ASSIGNMENT
Identify every line in the records below that contains the word "duration", and reproduce each one.
Segment Start: DATA FOR THE TASK
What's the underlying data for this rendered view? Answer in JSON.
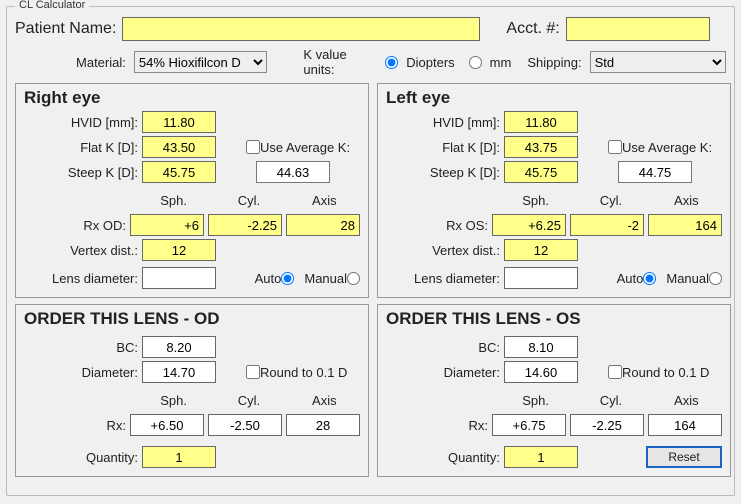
{
  "legend": "CL Calculator",
  "top": {
    "patient_label": "Patient Name:",
    "patient_value": "",
    "acct_label": "Acct. #:",
    "acct_value": ""
  },
  "settings": {
    "material_label": "Material:",
    "material_value": "54% Hioxifilcon D",
    "kunits_label": "K value units:",
    "kunits_options": {
      "diopters": "Diopters",
      "mm": "mm"
    },
    "kunits_selected": "diopters",
    "shipping_label": "Shipping:",
    "shipping_value": "Std"
  },
  "right": {
    "title": "Right eye",
    "hvid_label": "HVID [mm]:",
    "hvid": "11.80",
    "flatk_label": "Flat K [D]:",
    "flatk": "43.50",
    "steepk_label": "Steep K [D]:",
    "steepk": "45.75",
    "use_avg_label": "Use Average K:",
    "avg_k": "44.63",
    "col_sph": "Sph.",
    "col_cyl": "Cyl.",
    "col_axis": "Axis",
    "rx_label": "Rx OD:",
    "rx_sph": "+6",
    "rx_cyl": "-2.25",
    "rx_axis": "28",
    "vertex_label": "Vertex dist.:",
    "vertex": "12",
    "lensdia_label": "Lens diameter:",
    "lensdia": "",
    "auto_label": "Auto",
    "manual_label": "Manual"
  },
  "left": {
    "title": "Left eye",
    "hvid_label": "HVID [mm]:",
    "hvid": "11.80",
    "flatk_label": "Flat K [D]:",
    "flatk": "43.75",
    "steepk_label": "Steep K [D]:",
    "steepk": "45.75",
    "use_avg_label": "Use Average K:",
    "avg_k": "44.75",
    "col_sph": "Sph.",
    "col_cyl": "Cyl.",
    "col_axis": "Axis",
    "rx_label": "Rx OS:",
    "rx_sph": "+6.25",
    "rx_cyl": "-2",
    "rx_axis": "164",
    "vertex_label": "Vertex dist.:",
    "vertex": "12",
    "lensdia_label": "Lens diameter:",
    "lensdia": "",
    "auto_label": "Auto",
    "manual_label": "Manual"
  },
  "order_od": {
    "title": "ORDER THIS LENS - OD",
    "bc_label": "BC:",
    "bc": "8.20",
    "dia_label": "Diameter:",
    "dia": "14.70",
    "round_label": "Round to 0.1 D",
    "col_sph": "Sph.",
    "col_cyl": "Cyl.",
    "col_axis": "Axis",
    "rx_label": "Rx:",
    "rx_sph": "+6.50",
    "rx_cyl": "-2.50",
    "rx_axis": "28",
    "qty_label": "Quantity:",
    "qty": "1"
  },
  "order_os": {
    "title": "ORDER THIS LENS - OS",
    "bc_label": "BC:",
    "bc": "8.10",
    "dia_label": "Diameter:",
    "dia": "14.60",
    "round_label": "Round to 0.1 D",
    "col_sph": "Sph.",
    "col_cyl": "Cyl.",
    "col_axis": "Axis",
    "rx_label": "Rx:",
    "rx_sph": "+6.75",
    "rx_cyl": "-2.25",
    "rx_axis": "164",
    "qty_label": "Quantity:",
    "qty": "1",
    "reset_label": "Reset"
  }
}
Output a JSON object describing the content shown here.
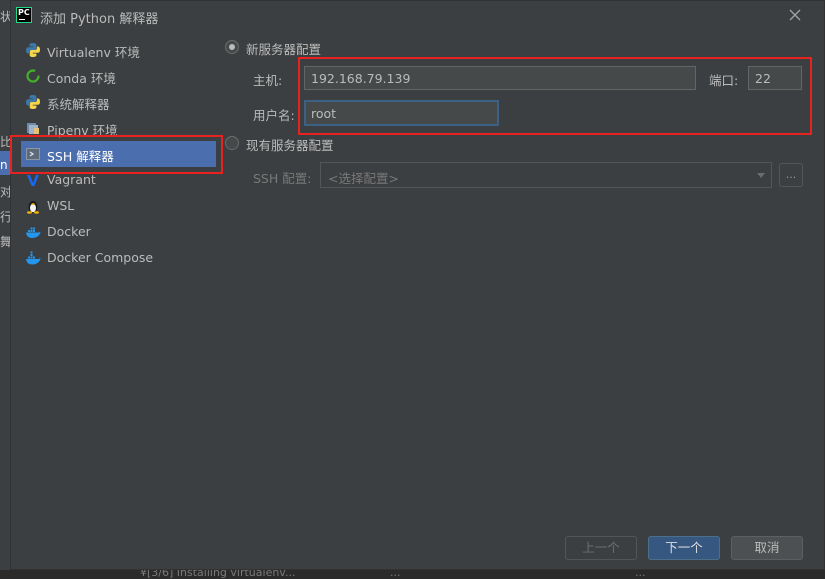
{
  "background_app": {
    "left_fragments": [
      "状",
      "比",
      "n",
      "对",
      "行",
      "舞"
    ],
    "bottom_fragments": [
      "¥[3/6] Installing virtualenv...",
      "...",
      "..."
    ]
  },
  "dialog": {
    "title": "添加 Python 解释器",
    "app_icon_text": "PC"
  },
  "sidebar": {
    "items": [
      {
        "label": "Virtualenv 环境",
        "icon": "python-icon"
      },
      {
        "label": "Conda 环境",
        "icon": "conda-icon"
      },
      {
        "label": "系统解释器",
        "icon": "python-icon"
      },
      {
        "label": "Pipenv 环境",
        "icon": "pipenv-icon"
      },
      {
        "label": "SSH 解释器",
        "icon": "terminal-icon",
        "selected": true
      },
      {
        "label": "Vagrant",
        "icon": "vagrant-icon"
      },
      {
        "label": "WSL",
        "icon": "linux-icon"
      },
      {
        "label": "Docker",
        "icon": "docker-icon"
      },
      {
        "label": "Docker Compose",
        "icon": "docker-compose-icon"
      }
    ]
  },
  "new_server": {
    "radio_label": "新服务器配置",
    "host_label": "主机:",
    "host_value": "192.168.79.139",
    "port_label": "端口:",
    "port_value": "22",
    "username_label": "用户名:",
    "username_value": "root"
  },
  "existing_server": {
    "radio_label": "现有服务器配置",
    "ssh_config_label": "SSH 配置:",
    "ssh_config_value": "<选择配置>",
    "browse_label": "..."
  },
  "buttons": {
    "previous": "上一个",
    "next": "下一个",
    "cancel": "取消"
  },
  "colors": {
    "selected_bg": "#4b6eaf",
    "highlight_red": "#e8231f",
    "primary_button": "#365880"
  }
}
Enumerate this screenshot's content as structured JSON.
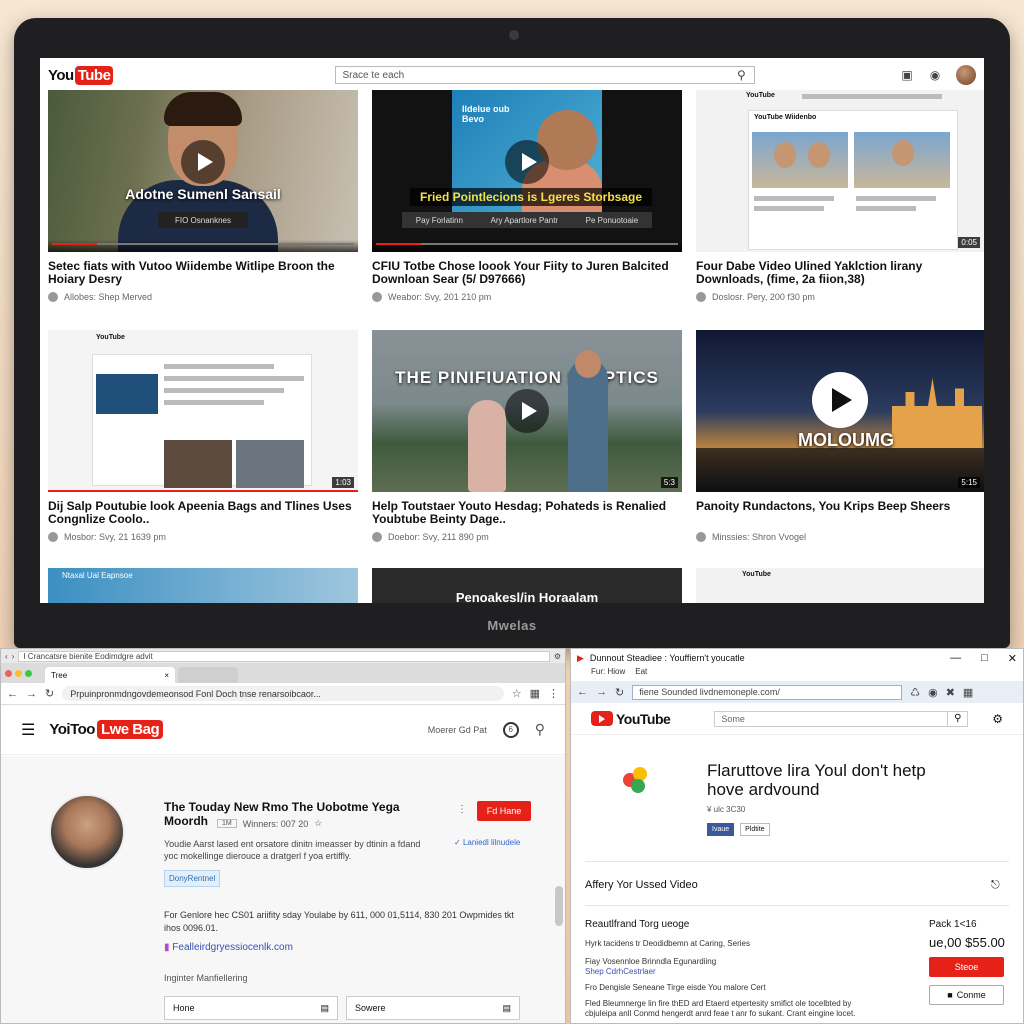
{
  "laptop": {
    "brand": "Mwelas",
    "youtube": {
      "logo_you": "You",
      "logo_tube": "Tube",
      "search_placeholder": "Srace te each",
      "videos": [
        {
          "title": "Setec fiats with Vutoo Wiidembe Witlipe Broon the Hoiary Desry",
          "meta": "Allobes: Shep Merved",
          "overlay": "Adotne Sumenl Sansail",
          "overlay_btn": "FIO Osnanknes",
          "duration": ""
        },
        {
          "title": "CFIU Totbe Chose loook Your Fiity to Juren Balcited Downloan Sear (5/ D97666)",
          "meta": "Weabor: Svy, 201 210 pm",
          "overlay": "Fried Pointlecions is Lgeres Storbsage",
          "overlay_panel": "Ildelue oub Bevo",
          "chips": [
            "Pay Forlatinn",
            "Ary Apartlore Pantr",
            "Pe Ponuotoaie"
          ],
          "duration": ""
        },
        {
          "title": "Four Dabe Video Ulined Yaklction lirany Downloads, (fime, 2a fiion,38)",
          "meta": "Doslosr. Pery, 200 f30 pm",
          "mini_logo": "YouTube",
          "mini_heading": "YouTube Wiidenbo",
          "duration": "0:05"
        },
        {
          "title": "Dij Salp Poutubie look Apeenia Bags and Tlines Uses Congnlize Coolo..",
          "meta": "Mosbor: Svy, 21 1639 pm",
          "mini_logo": "YouTube",
          "duration": "1:03"
        },
        {
          "title": "Help Toutstaer Youto Hesdag; Pohateds is Renalied Youbtube Beinty Dage..",
          "meta": "Doebor: Svy, 211 890 pm",
          "overlay": "THE PINIFIUATION STEPTICS",
          "duration": "5:3"
        },
        {
          "title": "Panoity Rundactons, You Krips Beep Sheers",
          "meta": "Minssies: Shron Vvogel",
          "overlay": "MOLOUMG",
          "duration": "5:15"
        }
      ],
      "row3": [
        {
          "label": "Ntaxal Ual Eapnsoe"
        },
        {
          "label": "Penoakesl/in Horaalam"
        },
        {
          "label": "YouTube"
        }
      ]
    }
  },
  "left_window": {
    "outer_url": "I Crancatsre bienite Eodimdgre advit",
    "tab_label": "Tree",
    "nav_url": "Prpuinpronmdngovdemeonsod Fonl Doch tnse renarsoibcaor...",
    "logo_main": "YoiToo",
    "logo_red": "Lwe Bag",
    "header_text": "Moerer Gd Pat",
    "channel": {
      "title": "The Touday New Rmo The Uobotme Yega Moordh",
      "chip": "1M",
      "sub_meta": "Winners: 007 20",
      "subscribe": "Fd Hane",
      "desc": "Youdie Aarst lased ent orsatore dinitn imeasser by dtinin a fdand yoc mokellinge dierouce a dratgerl f yoa ertiffly.",
      "link": "Laniedl lilnudele",
      "tag": "DonyRentnel",
      "info": "For Genlore hec CS01 ariifity sday Youlabe by 611, 000 01,5114, 830 201 Owpmides tkt ihos 0096.01.",
      "url": "Fealleirdgryessiocenlk.com",
      "register": "Inginter Manfiellering",
      "boxes": [
        "Hone",
        "Sowere"
      ]
    }
  },
  "right_window": {
    "title": "Dunnout Steadiee : Youffiern't youcatle",
    "menu": [
      "Fur: Hiow",
      "Eat"
    ],
    "nav_url": "fiene Sounded livdnemoneple.com/",
    "logo": "YouTube",
    "search_placeholder": "Some",
    "error_title": "Flaruttove lira Youl don't hetp hove ardvound",
    "error_sub": "¥ ulc 3C30",
    "share_buttons": [
      "Ivaue",
      "Pldtite"
    ],
    "section_title": "Affery Yor Ussed Video",
    "order_title": "Reautlfrand Torg ueoge",
    "lines": [
      "Hyrk tacidens tr Deodidbemn at Caring, Series",
      "Fiay Vosennloe Brinndla Egunardiing",
      "Shep CdrhCestrlaer",
      "Fro Dengisle Seneane Tirge eisde You malore Cert",
      "Fled Bleumnerge lin fire thED ard Etaerd etpertesity smifict ole tocelbted by",
      "cbjuleipa anll Conmd hengerdt anrd feae t anr fo sukant. Crant eingine locet."
    ],
    "pack": "Pack 1<16",
    "price": "ue,00 $55.00",
    "primary_btn": "Steoe",
    "secondary_btn": "Conme"
  },
  "colors": {
    "youtube_red": "#e62117",
    "link_blue": "#3366cc"
  }
}
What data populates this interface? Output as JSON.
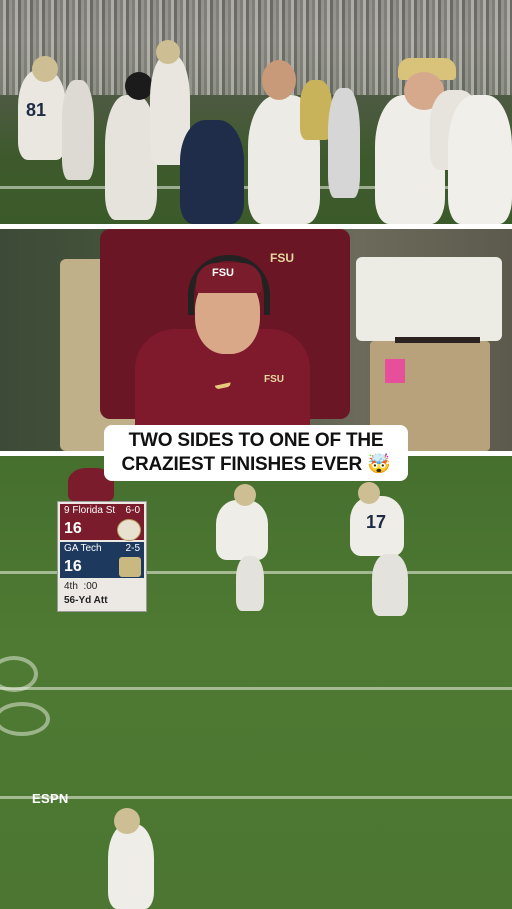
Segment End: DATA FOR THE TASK
PROBLEM SOLUTION
          "duration": ""
          "duration": ""
          "duration": "0:05"
          "duration": "1:03"
          "duration": "5:3"
          "duration": "5:15"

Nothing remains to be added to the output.